That's the difference I discovered, that my writing, my attempts at omniscience and my protectiveness of my reader, could lead to complacency. And complacency, much like contentment, is usually boring, especially in long doses. I write about some wild things, scaling cliff sides and backpacking in remote locations, wading deep into icy rivers to call to the trout, but I guard my readers from anything that might smell like confusion, ignorance, innocence, or fear. I want them to follow me to hell and back because they trust me to survive it for them. What I learned from Bass is that, as a reader, I wanted him to survive his winter with me.

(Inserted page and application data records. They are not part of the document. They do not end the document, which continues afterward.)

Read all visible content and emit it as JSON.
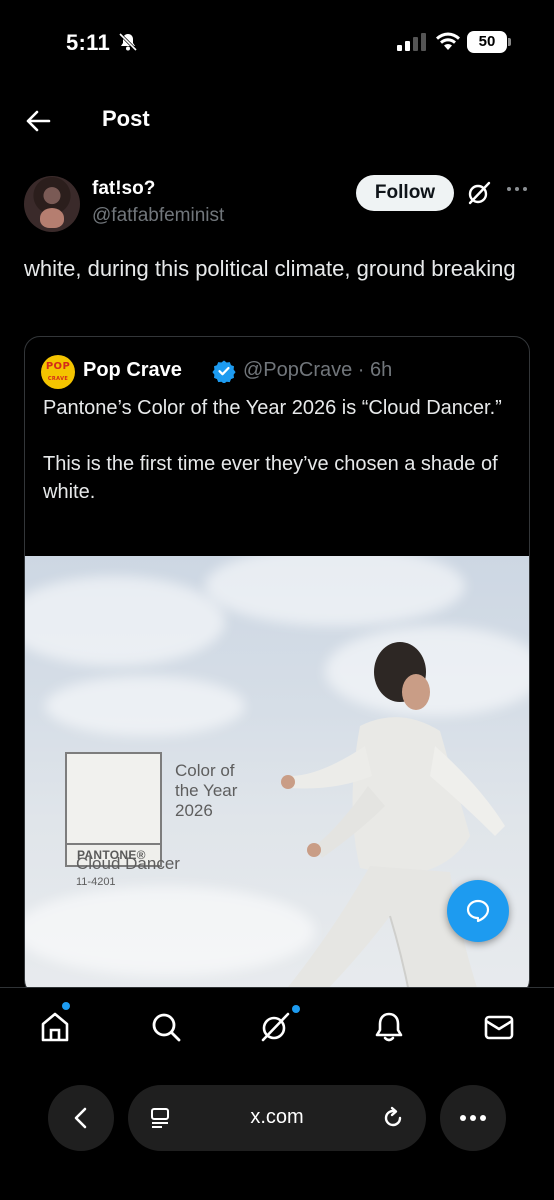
{
  "status_bar": {
    "time": "5:11",
    "battery": "50"
  },
  "header": {
    "title": "Post"
  },
  "post": {
    "author_name": "fat!so?",
    "author_handle": "@fatfabfeminist",
    "follow_label": "Follow",
    "text": "white, during this political climate, ground breaking"
  },
  "quoted_post": {
    "avatar_text": "POP",
    "avatar_subtext": "CRAVE",
    "name": "Pop Crave",
    "handle_time": "@PopCrave · 6h",
    "text": "Pantone’s Color of the Year 2026 is “Cloud Dancer.”\n\nThis is the first time ever they’ve chosen a shade of white.",
    "media": {
      "swatch_brand": "PANTONE®",
      "headline": "Color of\nthe Year\n2026",
      "color_name": "Cloud Dancer",
      "color_code": "11-4201"
    }
  },
  "bottom_nav": [
    "home-icon",
    "search-icon",
    "grok-icon",
    "notifications-icon",
    "messages-icon"
  ],
  "browser": {
    "url": "x.com"
  },
  "colors": {
    "accent": "#1d9bf0",
    "background": "#000000",
    "follow_bg": "#eff3f4"
  }
}
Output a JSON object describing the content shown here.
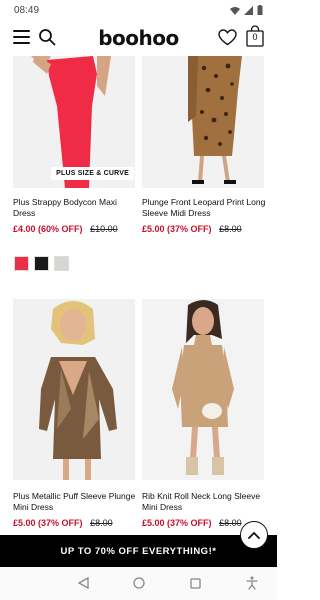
{
  "status_bar": {
    "time": "08:49"
  },
  "header": {
    "logo": "boohoo",
    "bag_count": "0"
  },
  "products": [
    {
      "name": "Plus Strappy Bodycon Maxi Dress",
      "sale_price": "£4.00",
      "discount": "(60% OFF)",
      "was_price": "£10.00",
      "badge": "PLUS SIZE & CURVE",
      "swatches": [
        "#e8304a",
        "#1a1a1a",
        "#d8d6d2"
      ]
    },
    {
      "name": "Plunge Front Leopard Print Long Sleeve Midi Dress",
      "sale_price": "£5.00",
      "discount": "(37% OFF)",
      "was_price": "£8.00"
    },
    {
      "name": "Plus Metallic Puff Sleeve Plunge Mini Dress",
      "sale_price": "£5.00",
      "discount": "(37% OFF)",
      "was_price": "£8.00"
    },
    {
      "name": "Rib Knit Roll Neck Long Sleeve Mini Dress",
      "sale_price": "£5.00",
      "discount": "(37% OFF)",
      "was_price": "£8.00"
    }
  ],
  "promo": {
    "text": "UP TO 70% OFF EVERYTHING!*"
  },
  "colors": {
    "sale": "#c8102e",
    "banner": "#000000"
  }
}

In the end, Montana captured Bass's imagination and heart for the long haul. He had wintered in Yaak, and was, therefore, granted a sort of citizenship by the other rugged folks in the region. Today he knows what to wear on treks up the mountain, to keep an axe in his truck cab, and he never forgets to check the antifreeze. Today I know that admitting my own shortcomings and shortsitedness in my writing isn't a bad thing, that in calculated doses it can be considered endearing, and I will try not to forget to let my readers see things from my eye level, even allowing them to hear the quickening of my heart as I dangle above the valley floor. "It's taken me a long time, but I'm finally learning" (Bass, 151).